### What this task involves
Please give the data below again in full, exactly as it stands.

### Data about app and page elements
━━━━━━━━
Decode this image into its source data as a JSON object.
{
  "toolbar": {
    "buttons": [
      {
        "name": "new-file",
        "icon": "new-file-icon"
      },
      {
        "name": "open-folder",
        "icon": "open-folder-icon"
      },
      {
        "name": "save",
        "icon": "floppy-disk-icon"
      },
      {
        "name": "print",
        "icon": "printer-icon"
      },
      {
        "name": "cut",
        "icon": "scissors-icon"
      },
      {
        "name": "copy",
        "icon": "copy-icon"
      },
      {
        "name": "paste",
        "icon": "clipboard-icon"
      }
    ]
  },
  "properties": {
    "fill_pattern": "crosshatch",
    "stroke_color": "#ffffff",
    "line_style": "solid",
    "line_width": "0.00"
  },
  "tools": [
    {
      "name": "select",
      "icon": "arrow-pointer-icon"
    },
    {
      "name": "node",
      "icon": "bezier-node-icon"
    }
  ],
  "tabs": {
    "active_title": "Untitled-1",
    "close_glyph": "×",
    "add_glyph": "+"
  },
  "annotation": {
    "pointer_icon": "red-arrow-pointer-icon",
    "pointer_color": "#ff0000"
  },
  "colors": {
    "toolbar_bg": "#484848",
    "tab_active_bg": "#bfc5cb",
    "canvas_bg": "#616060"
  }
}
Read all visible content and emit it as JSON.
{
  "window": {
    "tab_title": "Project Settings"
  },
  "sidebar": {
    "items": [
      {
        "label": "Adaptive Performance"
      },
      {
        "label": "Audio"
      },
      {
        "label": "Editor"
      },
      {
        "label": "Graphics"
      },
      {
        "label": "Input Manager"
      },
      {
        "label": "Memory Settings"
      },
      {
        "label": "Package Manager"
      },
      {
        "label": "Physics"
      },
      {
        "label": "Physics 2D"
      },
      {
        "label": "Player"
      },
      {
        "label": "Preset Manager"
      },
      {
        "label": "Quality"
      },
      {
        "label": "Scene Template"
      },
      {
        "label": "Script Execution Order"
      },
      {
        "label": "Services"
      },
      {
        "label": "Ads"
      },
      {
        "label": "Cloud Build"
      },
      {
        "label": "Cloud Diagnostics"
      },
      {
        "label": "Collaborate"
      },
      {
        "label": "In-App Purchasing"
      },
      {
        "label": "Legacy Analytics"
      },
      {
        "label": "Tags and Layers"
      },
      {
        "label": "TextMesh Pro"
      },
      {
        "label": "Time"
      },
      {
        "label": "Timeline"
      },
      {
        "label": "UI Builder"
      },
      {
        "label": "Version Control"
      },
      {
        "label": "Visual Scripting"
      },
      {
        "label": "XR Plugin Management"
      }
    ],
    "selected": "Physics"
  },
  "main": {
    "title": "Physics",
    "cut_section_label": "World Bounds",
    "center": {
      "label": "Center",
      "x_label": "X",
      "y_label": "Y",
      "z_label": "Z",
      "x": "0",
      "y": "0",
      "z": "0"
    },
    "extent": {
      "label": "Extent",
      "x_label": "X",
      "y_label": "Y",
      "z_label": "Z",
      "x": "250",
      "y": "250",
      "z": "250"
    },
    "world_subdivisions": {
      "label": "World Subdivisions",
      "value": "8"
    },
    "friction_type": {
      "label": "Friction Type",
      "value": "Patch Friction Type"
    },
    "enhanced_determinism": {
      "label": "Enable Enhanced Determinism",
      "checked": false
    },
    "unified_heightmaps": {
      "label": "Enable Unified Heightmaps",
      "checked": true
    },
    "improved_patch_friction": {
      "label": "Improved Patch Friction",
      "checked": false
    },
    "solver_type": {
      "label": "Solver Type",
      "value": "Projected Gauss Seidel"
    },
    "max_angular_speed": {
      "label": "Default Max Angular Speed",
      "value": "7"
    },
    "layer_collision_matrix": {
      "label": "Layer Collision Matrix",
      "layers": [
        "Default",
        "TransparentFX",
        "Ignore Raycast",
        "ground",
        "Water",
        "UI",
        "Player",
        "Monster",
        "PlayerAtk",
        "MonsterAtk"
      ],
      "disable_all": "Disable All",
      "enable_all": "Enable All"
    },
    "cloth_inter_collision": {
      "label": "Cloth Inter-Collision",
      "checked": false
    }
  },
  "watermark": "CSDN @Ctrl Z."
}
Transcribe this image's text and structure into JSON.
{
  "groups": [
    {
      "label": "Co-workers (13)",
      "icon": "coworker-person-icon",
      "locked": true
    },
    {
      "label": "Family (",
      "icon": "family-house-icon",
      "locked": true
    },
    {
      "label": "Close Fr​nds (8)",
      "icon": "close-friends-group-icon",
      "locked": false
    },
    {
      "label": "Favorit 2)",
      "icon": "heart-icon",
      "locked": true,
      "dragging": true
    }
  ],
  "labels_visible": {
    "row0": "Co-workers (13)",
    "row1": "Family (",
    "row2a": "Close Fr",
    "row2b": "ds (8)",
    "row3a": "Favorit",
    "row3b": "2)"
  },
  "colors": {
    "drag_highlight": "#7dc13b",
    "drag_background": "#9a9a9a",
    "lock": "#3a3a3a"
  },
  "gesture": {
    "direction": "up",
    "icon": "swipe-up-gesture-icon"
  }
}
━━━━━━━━
### Solution to the problem
Decode this image into its source data as a JSON object.
{
  "toolbar": {
    "buttons": [
      {
        "name": "new-file",
        "icon": "new-file-icon"
      },
      {
        "name": "open-folder",
        "icon": "open-folder-icon"
      },
      {
        "name": "save",
        "icon": "floppy-disk-icon"
      },
      {
        "name": "print",
        "icon": "printer-icon"
      },
      {
        "name": "cut",
        "icon": "scissors-icon"
      },
      {
        "name": "copy",
        "icon": "copy-icon"
      },
      {
        "name": "paste",
        "icon": "clipboard-icon"
      }
    ]
  },
  "properties": {
    "fill_pattern": "crosshatch",
    "stroke_color": "#ffffff",
    "line_style": "solid",
    "line_width": "0.00"
  },
  "tools": [
    {
      "name": "select",
      "icon": "arrow-pointer-icon"
    },
    {
      "name": "node",
      "icon": "bezier-node-icon"
    }
  ],
  "tabs": {
    "active_title": "Untitled-1",
    "close_glyph": "×",
    "add_glyph": "+"
  },
  "annotation": {
    "pointer_icon": "red-arrow-pointer-icon",
    "pointer_color": "#ff0000"
  },
  "colors": {
    "toolbar_bg": "#484848",
    "tab_active_bg": "#bfc5cb",
    "canvas_bg": "#616060"
  }
}
Read all visible content and emit it as JSON.
{
  "window": {
    "tab_title": "Project Settings"
  },
  "sidebar": {
    "items": [
      {
        "label": "Adaptive Performance"
      },
      {
        "label": "Audio"
      },
      {
        "label": "Editor"
      },
      {
        "label": "Graphics"
      },
      {
        "label": "Input Manager"
      },
      {
        "label": "Memory Settings"
      },
      {
        "label": "Package Manager"
      },
      {
        "label": "Physics"
      },
      {
        "label": "Physics 2D"
      },
      {
        "label": "Player"
      },
      {
        "label": "Preset Manager"
      },
      {
        "label": "Quality"
      },
      {
        "label": "Scene Template"
      },
      {
        "label": "Script Execution Order"
      },
      {
        "label": "Services"
      },
      {
        "label": "Ads"
      },
      {
        "label": "Cloud Build"
      },
      {
        "label": "Cloud Diagnostics"
      },
      {
        "label": "Collaborate"
      },
      {
        "label": "In-App Purchasing"
      },
      {
        "label": "Legacy Analytics"
      },
      {
        "label": "Tags and Layers"
      },
      {
        "label": "TextMesh Pro"
      },
      {
        "label": "Time"
      },
      {
        "label": "Timeline"
      },
      {
        "label": "UI Builder"
      },
      {
        "label": "Version Control"
      },
      {
        "label": "Visual Scripting"
      },
      {
        "label": "XR Plugin Management"
      }
    ],
    "selected": "Physics"
  },
  "main": {
    "title": "Physics",
    "cut_section_label": "World Bounds",
    "center": {
      "label": "Center",
      "x_label": "X",
      "y_label": "Y",
      "z_label": "Z",
      "x": "0",
      "y": "0",
      "z": "0"
    },
    "extent": {
      "label": "Extent",
      "x_label": "X",
      "y_label": "Y",
      "z_label": "Z",
      "x": "250",
      "y": "250",
      "z": "250"
    },
    "world_subdivisions": {
      "label": "World Subdivisions",
      "value": "8"
    },
    "friction_type": {
      "label": "Friction Type",
      "value": "Patch Friction Type"
    },
    "enhanced_determinism": {
      "label": "Enable Enhanced Determinism",
      "checked": false
    },
    "unified_heightmaps": {
      "label": "Enable Unified Heightmaps",
      "checked": true
    },
    "improved_patch_friction": {
      "label": "Improved Patch Friction",
      "checked": false
    },
    "solver_type": {
      "label": "Solver Type",
      "value": "Projected Gauss Seidel"
    },
    "max_angular_speed": {
      "label": "Default Max Angular Speed",
      "value": "7"
    },
    "layer_collision_matrix": {
      "label": "Layer Collision Matrix",
      "layers": [
        "Default",
        "TransparentFX",
        "Ignore Raycast",
        "ground",
        "Water",
        "UI",
        "Player",
        "Monster",
        "PlayerAtk",
        "MonsterAtk"
      ],
      "disable_all": "Disable All",
      "enable_all": "Enable All"
    },
    "cloth_inter_collision": {
      "label": "Cloth Inter-Collision",
      "checked": false
    }
  },
  "watermark": "CSDN @Ctrl Z."
}
Transcribe this image's text and structure into JSON.
{
  "groups": [
    {
      "label": "Co-workers (13)",
      "icon": "coworker-person-icon",
      "locked": true
    },
    {
      "label": "Family (",
      "icon": "family-house-icon",
      "locked": true
    },
    {
      "label": "Close Fr​nds (8)",
      "icon": "close-friends-group-icon",
      "locked": false
    },
    {
      "label": "Favorit 2)",
      "icon": "heart-icon",
      "locked": true,
      "dragging": true
    }
  ],
  "labels_visible": {
    "row0": "Co-workers (13)",
    "row1": "Family (",
    "row2a": "Close Fr",
    "row2b": "ds (8)",
    "row3a": "Favorit",
    "row3b": "2)"
  },
  "colors": {
    "drag_highlight": "#7dc13b",
    "drag_background": "#9a9a9a",
    "lock": "#3a3a3a"
  },
  "gesture": {
    "direction": "up",
    "icon": "swipe-up-gesture-icon"
  }
}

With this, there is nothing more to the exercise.